◆ Assignment ◆
An exact reproduction of the entries is needed. Keep all pictures out of it.

◆ Exercise material ◆
* * * * * * * * *

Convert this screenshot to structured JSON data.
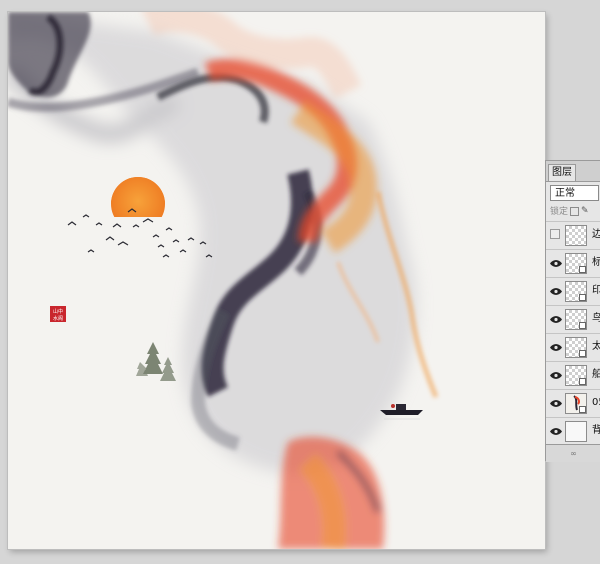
{
  "layers_panel": {
    "tab_label": "图层",
    "blend_mode": "正常",
    "lock_label": "锁定",
    "layers": [
      {
        "name": "边",
        "visible": false,
        "thumb": "transparent",
        "smart": false
      },
      {
        "name": "标",
        "visible": true,
        "thumb": "transparent",
        "smart": true
      },
      {
        "name": "印",
        "visible": true,
        "thumb": "transparent",
        "smart": true
      },
      {
        "name": "鸟",
        "visible": true,
        "thumb": "transparent",
        "smart": true
      },
      {
        "name": "太",
        "visible": true,
        "thumb": "transparent",
        "smart": true
      },
      {
        "name": "船",
        "visible": true,
        "thumb": "transparent",
        "smart": true
      },
      {
        "name": "05",
        "visible": true,
        "thumb": "art",
        "smart": true
      },
      {
        "name": "背",
        "visible": true,
        "thumb": "solid",
        "smart": false
      }
    ],
    "footer_icons": "link-icon"
  },
  "artwork": {
    "seal_text": "山中\n水阁",
    "sun_color": "#f08a2c",
    "ink_color": "#25223a",
    "red_color": "#e8452a",
    "orange_color": "#f0952e"
  }
}
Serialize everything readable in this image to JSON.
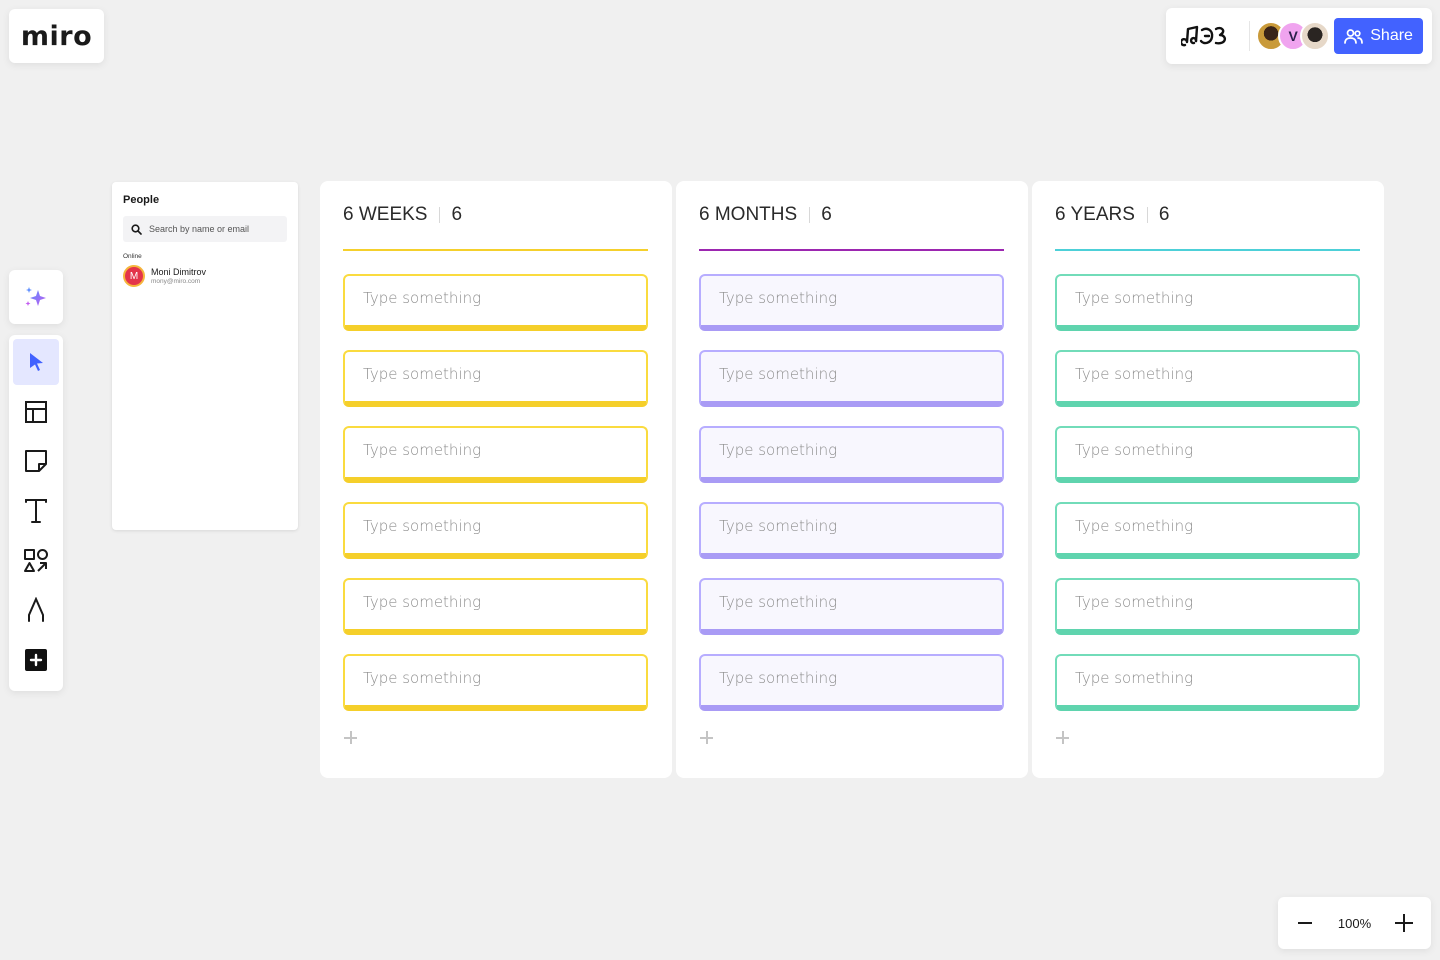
{
  "logo": {
    "text": "miro"
  },
  "topbar": {
    "board_icon": "music-notes-board-icon",
    "avatars": [
      {
        "name": "collaborator-1",
        "initial": ""
      },
      {
        "name": "collaborator-v",
        "initial": "V"
      },
      {
        "name": "collaborator-3",
        "initial": ""
      }
    ],
    "share_label": "Share"
  },
  "toolbar": {
    "ai_tool": "sparkle-icon",
    "tools": [
      {
        "id": "select",
        "icon": "cursor-icon",
        "active": true
      },
      {
        "id": "templates",
        "icon": "layout-icon",
        "active": false
      },
      {
        "id": "sticky-note",
        "icon": "sticky-note-icon",
        "active": false
      },
      {
        "id": "text",
        "icon": "text-icon",
        "active": false
      },
      {
        "id": "shapes",
        "icon": "shapes-icon",
        "active": false
      },
      {
        "id": "pen",
        "icon": "pen-icon",
        "active": false
      },
      {
        "id": "more",
        "icon": "plus-square-icon",
        "active": false
      }
    ]
  },
  "people": {
    "title": "People",
    "search_placeholder": "Search by name or email",
    "online_label": "Online",
    "members": [
      {
        "initial": "M",
        "name": "Moni Dimitrov",
        "email": "mony@miro.com"
      }
    ]
  },
  "columns": [
    {
      "title": "6 WEEKS",
      "count": "6",
      "accent": "#f5d02c",
      "card_border": "#fadb3f",
      "card_bottom": "#f5cf2a",
      "card_bg": "#ffffff",
      "cards": [
        "",
        "",
        "",
        "",
        "",
        ""
      ],
      "card_placeholder": "Type something"
    },
    {
      "title": "6 MONTHS",
      "count": "6",
      "accent": "#9c27b0",
      "card_border": "#b7adff",
      "card_bottom": "#a99bf5",
      "card_bg": "#f8f7fe",
      "cards": [
        "",
        "",
        "",
        "",
        "",
        ""
      ],
      "card_placeholder": "Type something"
    },
    {
      "title": "6 YEARS",
      "count": "6",
      "accent": "#4dd0d8",
      "card_border": "#72dcb9",
      "card_bottom": "#5fd4ae",
      "card_bg": "#ffffff",
      "cards": [
        "",
        "",
        "",
        "",
        "",
        ""
      ],
      "card_placeholder": "Type something"
    }
  ],
  "zoom": {
    "value": "100%"
  }
}
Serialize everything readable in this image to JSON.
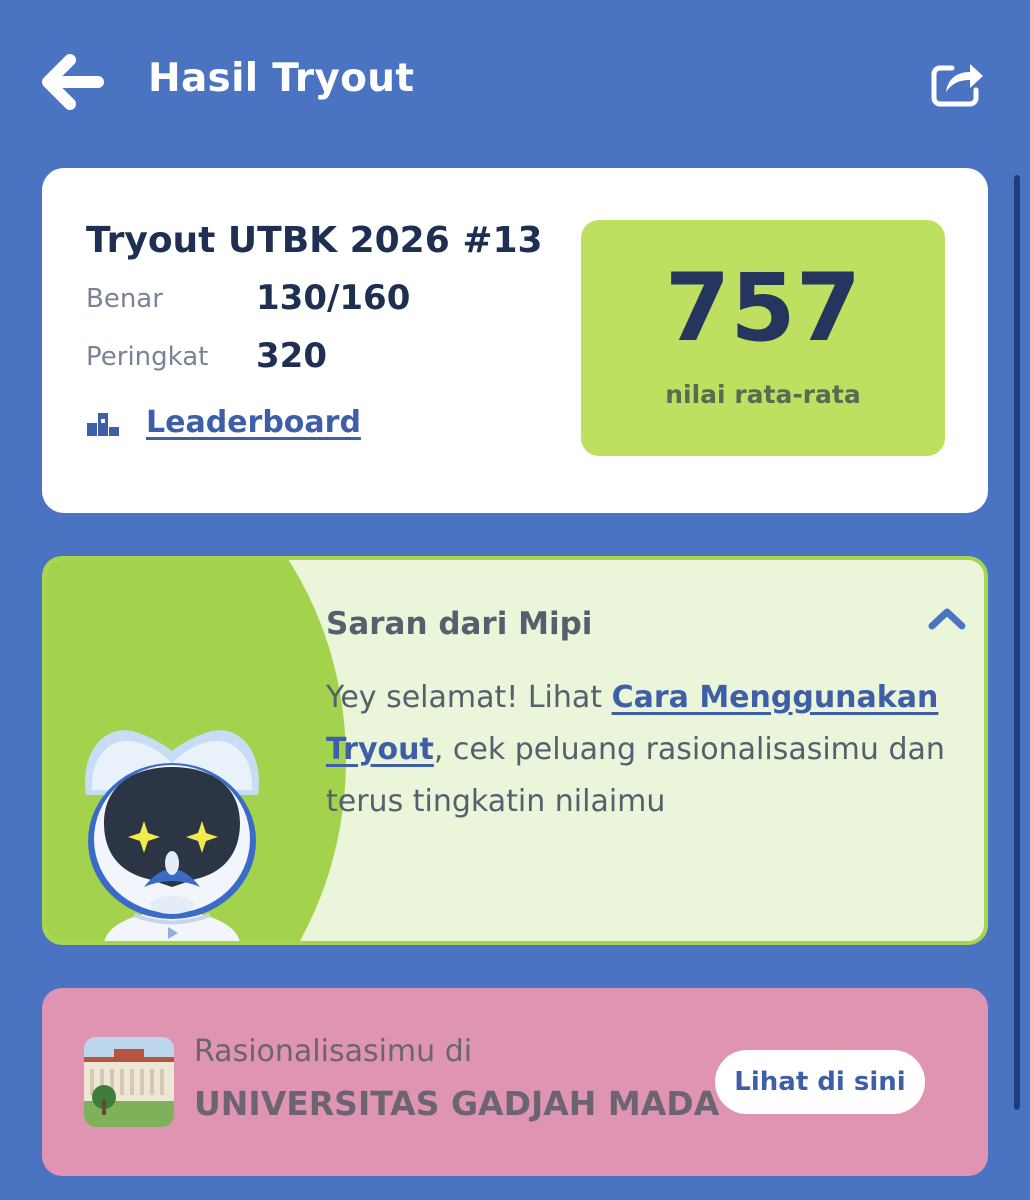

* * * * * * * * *

◆ Completed task ◆
Convert this screenshot to structured JSON data.
{
  "layers_panel": {
    "tab_label": "图层",
    "blend_mode": "正常",
    "lock_label": "锁定",
    "layers": [
      {
        "name": "边",
        "visible": false,
        "thumb": "transparent",
        "smart": false
      },
      {
        "name": "标",
        "visible": true,
        "thumb": "transparent",
        "smart": true
      },
      {
        "name": "印",
        "visible": true,
        "thumb": "transparent",
        "smart": true
      },
      {
        "name": "鸟",
        "visible": true,
        "thumb": "transparent",
        "smart": true
      },
      {
        "name": "太",
        "visible": true,
        "thumb": "transparent",
        "smart": true
      },
      {
        "name": "船",
        "visible": true,
        "thumb": "transparent",
        "smart": true
      },
      {
        "name": "05",
        "visible": true,
        "thumb": "art",
        "smart": true
      },
      {
        "name": "背",
        "visible": true,
        "thumb": "solid",
        "smart": false
      }
    ],
    "footer_icons": "link-icon"
  },
  "artwork": {
    "seal_text": "山中\n水阁",
    "sun_color": "#f08a2c",
    "ink_color": "#25223a",
    "red_color": "#e8452a",
    "orange_color": "#f0952e"
  }
}
Serialize everything readable in this image to JSON.
{
  "logo": {
    "text": "miro"
  },
  "topbar": {
    "board_icon": "music-notes-board-icon",
    "avatars": [
      {
        "name": "collaborator-1",
        "initial": ""
      },
      {
        "name": "collaborator-v",
        "initial": "V"
      },
      {
        "name": "collaborator-3",
        "initial": ""
      }
    ],
    "share_label": "Share"
  },
  "toolbar": {
    "ai_tool": "sparkle-icon",
    "tools": [
      {
        "id": "select",
        "icon": "cursor-icon",
        "active": true
      },
      {
        "id": "templates",
        "icon": "layout-icon",
        "active": false
      },
      {
        "id": "sticky-note",
        "icon": "sticky-note-icon",
        "active": false
      },
      {
        "id": "text",
        "icon": "text-icon",
        "active": false
      },
      {
        "id": "shapes",
        "icon": "shapes-icon",
        "active": false
      },
      {
        "id": "pen",
        "icon": "pen-icon",
        "active": false
      },
      {
        "id": "more",
        "icon": "plus-square-icon",
        "active": false
      }
    ]
  },
  "people": {
    "title": "People",
    "search_placeholder": "Search by name or email",
    "online_label": "Online",
    "members": [
      {
        "initial": "M",
        "name": "Moni Dimitrov",
        "email": "mony@miro.com"
      }
    ]
  },
  "columns": [
    {
      "title": "6 WEEKS",
      "count": "6",
      "accent": "#f5d02c",
      "card_border": "#fadb3f",
      "card_bottom": "#f5cf2a",
      "card_bg": "#ffffff",
      "cards": [
        "",
        "",
        "",
        "",
        "",
        ""
      ],
      "card_placeholder": "Type something"
    },
    {
      "title": "6 MONTHS",
      "count": "6",
      "accent": "#9c27b0",
      "card_border": "#b7adff",
      "card_bottom": "#a99bf5",
      "card_bg": "#f8f7fe",
      "cards": [
        "",
        "",
        "",
        "",
        "",
        ""
      ],
      "card_placeholder": "Type something"
    },
    {
      "title": "6 YEARS",
      "count": "6",
      "accent": "#4dd0d8",
      "card_border": "#72dcb9",
      "card_bottom": "#5fd4ae",
      "card_bg": "#ffffff",
      "cards": [
        "",
        "",
        "",
        "",
        "",
        ""
      ],
      "card_placeholder": "Type something"
    }
  ],
  "zoom": {
    "value": "100%"
  }
}
Serialize everything readable in this image to JSON.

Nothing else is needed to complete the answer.